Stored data
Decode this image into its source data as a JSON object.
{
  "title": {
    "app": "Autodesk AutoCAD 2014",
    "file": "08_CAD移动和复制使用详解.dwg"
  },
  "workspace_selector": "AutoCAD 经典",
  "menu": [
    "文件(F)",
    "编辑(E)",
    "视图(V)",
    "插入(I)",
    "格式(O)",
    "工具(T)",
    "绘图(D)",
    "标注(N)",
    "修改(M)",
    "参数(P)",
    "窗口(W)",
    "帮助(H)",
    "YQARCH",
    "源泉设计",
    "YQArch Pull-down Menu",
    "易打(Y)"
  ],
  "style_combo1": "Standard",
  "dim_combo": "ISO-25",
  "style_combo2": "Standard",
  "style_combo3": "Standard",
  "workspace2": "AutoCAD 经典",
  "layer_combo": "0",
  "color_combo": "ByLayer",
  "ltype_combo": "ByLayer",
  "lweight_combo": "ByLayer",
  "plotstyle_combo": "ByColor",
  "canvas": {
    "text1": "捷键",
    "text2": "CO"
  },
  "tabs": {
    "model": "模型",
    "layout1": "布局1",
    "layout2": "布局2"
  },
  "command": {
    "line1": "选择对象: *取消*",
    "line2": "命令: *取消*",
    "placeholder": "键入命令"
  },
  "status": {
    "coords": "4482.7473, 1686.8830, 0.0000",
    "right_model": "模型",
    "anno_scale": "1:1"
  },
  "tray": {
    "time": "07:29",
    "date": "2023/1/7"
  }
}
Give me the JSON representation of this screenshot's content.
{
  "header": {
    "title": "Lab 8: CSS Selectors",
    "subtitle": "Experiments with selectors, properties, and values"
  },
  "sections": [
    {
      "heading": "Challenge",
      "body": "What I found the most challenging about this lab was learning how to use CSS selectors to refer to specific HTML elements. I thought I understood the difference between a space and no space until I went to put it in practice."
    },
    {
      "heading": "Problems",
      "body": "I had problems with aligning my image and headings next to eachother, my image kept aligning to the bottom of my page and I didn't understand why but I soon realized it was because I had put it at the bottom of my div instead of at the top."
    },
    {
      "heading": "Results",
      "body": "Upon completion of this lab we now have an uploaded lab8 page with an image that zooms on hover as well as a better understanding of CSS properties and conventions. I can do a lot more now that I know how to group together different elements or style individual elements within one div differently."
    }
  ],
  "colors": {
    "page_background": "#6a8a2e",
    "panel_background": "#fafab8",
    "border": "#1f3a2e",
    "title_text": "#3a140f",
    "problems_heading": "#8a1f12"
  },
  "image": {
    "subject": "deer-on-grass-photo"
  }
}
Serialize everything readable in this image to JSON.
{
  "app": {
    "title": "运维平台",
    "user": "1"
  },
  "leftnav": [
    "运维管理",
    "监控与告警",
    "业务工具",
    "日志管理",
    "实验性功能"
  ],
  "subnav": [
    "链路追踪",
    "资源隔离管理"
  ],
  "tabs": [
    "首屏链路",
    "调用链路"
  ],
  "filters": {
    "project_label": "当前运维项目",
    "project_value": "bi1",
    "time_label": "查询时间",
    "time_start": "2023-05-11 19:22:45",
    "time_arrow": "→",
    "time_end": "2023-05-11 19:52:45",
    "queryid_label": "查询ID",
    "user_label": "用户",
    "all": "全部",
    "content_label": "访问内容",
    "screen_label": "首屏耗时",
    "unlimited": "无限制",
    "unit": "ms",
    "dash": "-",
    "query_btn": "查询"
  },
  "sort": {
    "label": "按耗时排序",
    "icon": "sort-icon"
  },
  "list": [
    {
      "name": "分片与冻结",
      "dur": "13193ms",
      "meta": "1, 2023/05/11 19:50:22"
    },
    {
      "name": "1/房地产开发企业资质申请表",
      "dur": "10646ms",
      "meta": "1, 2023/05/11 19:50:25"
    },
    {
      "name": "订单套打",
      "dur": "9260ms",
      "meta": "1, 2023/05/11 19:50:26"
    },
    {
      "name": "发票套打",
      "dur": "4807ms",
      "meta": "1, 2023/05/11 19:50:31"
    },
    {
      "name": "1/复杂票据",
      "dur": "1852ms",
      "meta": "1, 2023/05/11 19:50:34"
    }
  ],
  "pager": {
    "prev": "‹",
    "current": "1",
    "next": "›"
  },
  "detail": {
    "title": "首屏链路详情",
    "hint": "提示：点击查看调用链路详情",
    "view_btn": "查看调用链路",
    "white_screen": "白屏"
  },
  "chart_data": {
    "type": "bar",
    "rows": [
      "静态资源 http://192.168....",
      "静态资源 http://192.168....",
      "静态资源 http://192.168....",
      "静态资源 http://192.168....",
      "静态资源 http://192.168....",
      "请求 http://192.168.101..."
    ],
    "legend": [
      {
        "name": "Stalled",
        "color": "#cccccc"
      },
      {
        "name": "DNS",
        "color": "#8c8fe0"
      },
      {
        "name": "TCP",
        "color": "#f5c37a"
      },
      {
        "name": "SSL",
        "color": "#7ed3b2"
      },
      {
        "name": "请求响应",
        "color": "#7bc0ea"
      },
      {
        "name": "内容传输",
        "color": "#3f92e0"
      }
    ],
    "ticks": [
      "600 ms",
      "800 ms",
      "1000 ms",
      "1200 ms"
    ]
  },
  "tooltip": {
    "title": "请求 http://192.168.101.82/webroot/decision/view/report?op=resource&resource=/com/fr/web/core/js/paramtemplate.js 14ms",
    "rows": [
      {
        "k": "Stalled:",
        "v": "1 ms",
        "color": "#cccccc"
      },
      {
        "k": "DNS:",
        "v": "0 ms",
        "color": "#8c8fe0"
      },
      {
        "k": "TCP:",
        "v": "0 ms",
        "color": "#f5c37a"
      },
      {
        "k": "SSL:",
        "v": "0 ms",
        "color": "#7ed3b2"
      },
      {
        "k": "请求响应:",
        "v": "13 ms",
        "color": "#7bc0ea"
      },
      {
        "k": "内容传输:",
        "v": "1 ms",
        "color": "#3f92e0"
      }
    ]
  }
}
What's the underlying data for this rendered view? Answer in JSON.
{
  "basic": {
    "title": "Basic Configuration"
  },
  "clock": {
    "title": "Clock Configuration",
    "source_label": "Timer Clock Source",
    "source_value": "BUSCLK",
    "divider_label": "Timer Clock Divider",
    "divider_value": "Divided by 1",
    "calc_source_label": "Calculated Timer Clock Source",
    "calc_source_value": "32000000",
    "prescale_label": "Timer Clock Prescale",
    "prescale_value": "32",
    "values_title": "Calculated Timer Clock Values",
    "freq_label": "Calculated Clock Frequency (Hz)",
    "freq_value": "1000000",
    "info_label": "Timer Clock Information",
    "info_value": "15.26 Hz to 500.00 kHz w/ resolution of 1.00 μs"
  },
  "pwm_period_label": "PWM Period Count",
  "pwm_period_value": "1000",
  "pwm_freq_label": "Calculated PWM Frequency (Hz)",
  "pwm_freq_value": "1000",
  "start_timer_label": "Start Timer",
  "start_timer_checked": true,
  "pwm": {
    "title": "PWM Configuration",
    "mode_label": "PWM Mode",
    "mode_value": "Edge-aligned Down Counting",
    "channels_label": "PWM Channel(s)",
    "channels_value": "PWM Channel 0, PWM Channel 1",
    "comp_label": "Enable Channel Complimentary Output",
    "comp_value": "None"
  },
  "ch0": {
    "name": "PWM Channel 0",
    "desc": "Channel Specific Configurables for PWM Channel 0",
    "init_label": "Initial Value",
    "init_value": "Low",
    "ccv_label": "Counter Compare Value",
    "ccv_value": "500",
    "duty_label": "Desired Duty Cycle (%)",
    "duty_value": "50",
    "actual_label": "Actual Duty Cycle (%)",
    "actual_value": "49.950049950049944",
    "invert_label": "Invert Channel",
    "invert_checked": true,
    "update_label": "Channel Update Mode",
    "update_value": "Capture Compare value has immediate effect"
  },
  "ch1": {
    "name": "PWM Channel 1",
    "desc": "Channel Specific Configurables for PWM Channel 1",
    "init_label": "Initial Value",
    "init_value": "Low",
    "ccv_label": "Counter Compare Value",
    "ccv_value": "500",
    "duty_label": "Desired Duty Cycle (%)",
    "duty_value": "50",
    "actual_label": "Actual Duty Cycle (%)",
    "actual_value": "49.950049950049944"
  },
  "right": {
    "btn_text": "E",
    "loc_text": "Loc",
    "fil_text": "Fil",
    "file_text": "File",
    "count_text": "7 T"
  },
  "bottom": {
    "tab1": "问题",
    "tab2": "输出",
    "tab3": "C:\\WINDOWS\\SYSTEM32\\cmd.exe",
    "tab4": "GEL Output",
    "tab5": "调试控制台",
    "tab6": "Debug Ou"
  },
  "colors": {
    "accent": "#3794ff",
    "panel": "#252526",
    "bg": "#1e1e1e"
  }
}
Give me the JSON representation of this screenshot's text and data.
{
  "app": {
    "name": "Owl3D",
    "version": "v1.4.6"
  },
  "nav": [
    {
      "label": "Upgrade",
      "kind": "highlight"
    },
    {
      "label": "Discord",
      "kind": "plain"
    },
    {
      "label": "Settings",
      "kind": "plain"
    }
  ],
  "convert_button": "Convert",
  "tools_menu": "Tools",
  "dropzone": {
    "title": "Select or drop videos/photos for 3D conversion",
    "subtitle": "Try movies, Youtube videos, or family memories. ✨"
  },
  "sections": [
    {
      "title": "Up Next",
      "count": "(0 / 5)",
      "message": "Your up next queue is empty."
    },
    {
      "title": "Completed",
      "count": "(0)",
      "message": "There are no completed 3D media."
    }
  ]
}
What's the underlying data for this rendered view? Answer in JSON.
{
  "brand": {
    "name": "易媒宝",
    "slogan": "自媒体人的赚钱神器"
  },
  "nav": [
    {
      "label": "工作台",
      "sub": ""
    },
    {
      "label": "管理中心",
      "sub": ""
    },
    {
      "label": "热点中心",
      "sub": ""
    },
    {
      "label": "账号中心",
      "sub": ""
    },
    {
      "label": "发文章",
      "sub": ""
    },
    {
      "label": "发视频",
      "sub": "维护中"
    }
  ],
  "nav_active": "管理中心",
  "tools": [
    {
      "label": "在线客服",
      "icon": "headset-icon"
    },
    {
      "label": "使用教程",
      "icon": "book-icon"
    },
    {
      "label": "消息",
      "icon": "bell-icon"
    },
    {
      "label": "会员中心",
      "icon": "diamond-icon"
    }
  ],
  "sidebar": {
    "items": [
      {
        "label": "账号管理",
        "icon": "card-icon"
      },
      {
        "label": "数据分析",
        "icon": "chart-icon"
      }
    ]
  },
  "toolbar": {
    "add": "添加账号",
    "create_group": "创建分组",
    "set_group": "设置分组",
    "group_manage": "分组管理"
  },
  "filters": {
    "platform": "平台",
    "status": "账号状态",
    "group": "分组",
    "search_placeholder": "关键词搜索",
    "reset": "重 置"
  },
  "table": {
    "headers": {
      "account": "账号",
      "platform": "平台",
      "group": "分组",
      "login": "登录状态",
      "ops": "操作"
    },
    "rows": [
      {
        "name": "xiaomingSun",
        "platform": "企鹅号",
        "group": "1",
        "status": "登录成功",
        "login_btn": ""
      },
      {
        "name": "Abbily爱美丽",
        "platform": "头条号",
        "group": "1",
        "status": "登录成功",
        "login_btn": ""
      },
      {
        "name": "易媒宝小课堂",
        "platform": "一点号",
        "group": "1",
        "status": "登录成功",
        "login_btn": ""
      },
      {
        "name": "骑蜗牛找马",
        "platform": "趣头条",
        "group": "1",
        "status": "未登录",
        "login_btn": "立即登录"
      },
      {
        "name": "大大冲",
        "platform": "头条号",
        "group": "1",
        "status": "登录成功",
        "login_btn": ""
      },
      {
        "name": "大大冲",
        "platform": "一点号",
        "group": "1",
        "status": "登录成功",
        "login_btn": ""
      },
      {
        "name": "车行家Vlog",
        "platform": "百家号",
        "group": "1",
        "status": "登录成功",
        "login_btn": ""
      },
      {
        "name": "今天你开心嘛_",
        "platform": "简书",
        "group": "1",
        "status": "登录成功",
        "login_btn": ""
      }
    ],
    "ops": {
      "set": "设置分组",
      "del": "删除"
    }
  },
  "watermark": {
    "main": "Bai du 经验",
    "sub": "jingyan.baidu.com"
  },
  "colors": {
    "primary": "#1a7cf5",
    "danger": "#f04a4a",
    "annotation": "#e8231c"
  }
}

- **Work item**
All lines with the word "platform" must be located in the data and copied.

- **Solved problem**
    "platform": "平台",
      "platform": "平台",
        "platform": "企鹅号",
        "platform": "头条号",
        "platform": "一点号",
        "platform": "趣头条",
        "platform": "头条号",
        "platform": "一点号",
        "platform": "百家号",
        "platform": "简书",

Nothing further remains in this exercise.